If These Jewels Could Talk | Solitaire Magazine

If These Jewels Could Talk

Relationships are built on communication, trust, and love. They are two-way streets and not just limited to interactions between people. When we hanker after objects of desire, a specific colour, a simple accessory ― or piece of jewellery ― it is partly an expression of our identity. A facet of our relationship with the world at large, so to speak.

Beth Bernstein; If These Jewels Could Talk cover jacket
Beth Bernstein; If These Jewels Could Talk cover jacket
Beth Bernstein’s new book, If These Jewels Could Talk, is partly a jewellery encyclopedia, part fiction, and part history lesson. It follows a timeline where precious gems travel from their origins, to transformation, adoration, and ultimately their destiny as timeless treasures. From coloured gemstones to polished pearls, each style of jewellery has taken a different spotlight in different eras. And in a never ending circle of style and elegance, they always seem to come back in a brilliant and reassuring renaissance.

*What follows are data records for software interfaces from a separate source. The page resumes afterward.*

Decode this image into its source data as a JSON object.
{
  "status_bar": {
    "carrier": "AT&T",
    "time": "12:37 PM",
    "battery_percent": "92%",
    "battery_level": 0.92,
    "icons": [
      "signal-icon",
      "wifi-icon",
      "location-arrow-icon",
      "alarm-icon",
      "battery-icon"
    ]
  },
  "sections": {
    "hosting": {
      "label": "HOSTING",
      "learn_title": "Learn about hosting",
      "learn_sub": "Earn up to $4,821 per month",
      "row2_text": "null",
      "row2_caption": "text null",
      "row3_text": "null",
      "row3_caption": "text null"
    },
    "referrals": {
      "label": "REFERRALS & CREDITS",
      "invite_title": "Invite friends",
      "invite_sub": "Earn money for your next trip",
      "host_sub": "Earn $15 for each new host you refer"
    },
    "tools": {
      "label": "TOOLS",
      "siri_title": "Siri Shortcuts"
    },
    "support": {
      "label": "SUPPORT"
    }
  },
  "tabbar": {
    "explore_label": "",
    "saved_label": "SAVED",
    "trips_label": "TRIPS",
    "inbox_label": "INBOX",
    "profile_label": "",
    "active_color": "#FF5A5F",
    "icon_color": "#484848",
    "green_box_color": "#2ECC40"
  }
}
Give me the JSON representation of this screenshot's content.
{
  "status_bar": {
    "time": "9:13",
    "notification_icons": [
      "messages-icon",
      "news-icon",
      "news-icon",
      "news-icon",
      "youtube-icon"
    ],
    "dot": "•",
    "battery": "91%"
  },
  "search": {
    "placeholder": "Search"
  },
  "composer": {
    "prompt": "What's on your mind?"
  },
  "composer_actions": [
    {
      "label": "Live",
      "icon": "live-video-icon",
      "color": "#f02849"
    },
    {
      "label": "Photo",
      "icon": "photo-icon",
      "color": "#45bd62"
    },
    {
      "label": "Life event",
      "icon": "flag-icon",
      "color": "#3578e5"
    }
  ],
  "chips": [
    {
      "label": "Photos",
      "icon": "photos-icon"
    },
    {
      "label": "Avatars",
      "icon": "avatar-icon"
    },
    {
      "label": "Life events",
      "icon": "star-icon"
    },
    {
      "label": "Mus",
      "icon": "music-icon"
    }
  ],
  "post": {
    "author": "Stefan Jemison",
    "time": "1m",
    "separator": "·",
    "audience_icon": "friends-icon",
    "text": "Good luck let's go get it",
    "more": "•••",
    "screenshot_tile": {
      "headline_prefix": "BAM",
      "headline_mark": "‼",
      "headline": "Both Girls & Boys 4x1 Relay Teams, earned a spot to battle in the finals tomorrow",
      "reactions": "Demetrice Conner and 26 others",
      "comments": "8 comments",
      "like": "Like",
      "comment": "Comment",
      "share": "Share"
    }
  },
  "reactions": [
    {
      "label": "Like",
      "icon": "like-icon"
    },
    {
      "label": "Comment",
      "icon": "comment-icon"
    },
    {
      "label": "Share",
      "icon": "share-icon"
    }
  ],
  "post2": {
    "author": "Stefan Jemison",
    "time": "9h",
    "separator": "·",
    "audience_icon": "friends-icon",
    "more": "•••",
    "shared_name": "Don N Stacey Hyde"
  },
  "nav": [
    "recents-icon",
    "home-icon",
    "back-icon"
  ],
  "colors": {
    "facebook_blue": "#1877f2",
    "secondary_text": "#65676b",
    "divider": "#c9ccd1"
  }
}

Tutti Frutti necklace by CARTIER
Tutti Frutti necklace by CARTIER
Bernstein schools us on popularly used gemstones, with a focus on coloured gems, diamonds, and pearls. In particular, she shares on blue-hue sapphires, symbolises love, truth, and fidelity. Royal families in the 14th and 15th centuries presented betrothal rings adorned with a significant sapphire. Today, diamonds seem to be nuptial favourites, but the re-emergence of sapphires to be used in engagement rings unknowingly pays homage to its origins.

Grace Kelly on her wedding day
Grace Kelly on her wedding day
Nicole Kidman in Grace of Monaco. CARTIER reproduced the 10.47ct emerald-cut diamond engagement ring that Prince Rainier III gave the real Grace Kelly in 1956.
Nicole Kidman in Grace of Monaco. CARTIER reproduced the 10.47ct emerald-cut diamond engagement ring that Prince Rainier III gave the real Grace Kelly in 1956.
ewellery plays a glamorous role in the world of film, as addressed in the chapter Real to Reel. In the 2014 film Grace of Monaco, Nicole Kidman’s role as Grace Kelly, Princess of Monaco, was dressed in the original royal jewels and recreated pieces by Cartier. Jewellery presents itself off screen, too, when houses like Harry Winston, Van Cleef & Arpels, and Cartier loan important pieces to celebrities for red carpet events.

Fleur de Mer brooch by Tiffany & Co.; 1930 Paris platinum, diamond and rock crystal bracelet by CARTIER; Naturalia earrings by BULGARI
Fleur de Mer brooch by Tiffany & Co.; 1930 Paris platinum, diamond and rock crystal bracelet by CARTIER; Naturalia earrings by BULGARI
Barbara Streisand in 1975 Funny Lady
Barbara Streisand in 1975 Funny Lady
In the chapter Owning It, Bernstein reflects on the inseparable relationship a woman has with her jewels. Actresses and femininity at large develop a taste for jewellery that embodies their respective personalities. When people notice an actress wearing her own jewels on or off screen, it inspires the everyday lady that she, too, can emulate her favourite screen siren.

La Peregrina pearls necklace by CARTIER; Grace Kelly's pearl and diamond earrings
La Peregrina pearls necklace by CARTIER; Grace Kelly’s pearl and diamond earrings
It wasn’t long before celebrities caught up and started designing gemstones themselves. Hollywood actress Elizabeth Taylor was one such example, who had an eye for modifying original pieces and transforming them into one-of-a-kind haute jewellery. Her famous 55.6ct La Peregrina pearl necklace, crafted by Cartier, was one she never parted with until after her death. It then sold at auction for USD 11.8 million.

Ludo bracelet by Van Cleef & Arpels; Serpentini belt by BULGARI
Ludo bracelet by Van Cleef & Arpels; Serpentini belt by BULGARI
High jewels, as Bernstein presents them, are more than adornments or accessories. They are items of relationship, comfort, and reward. As any lady of style will attest to.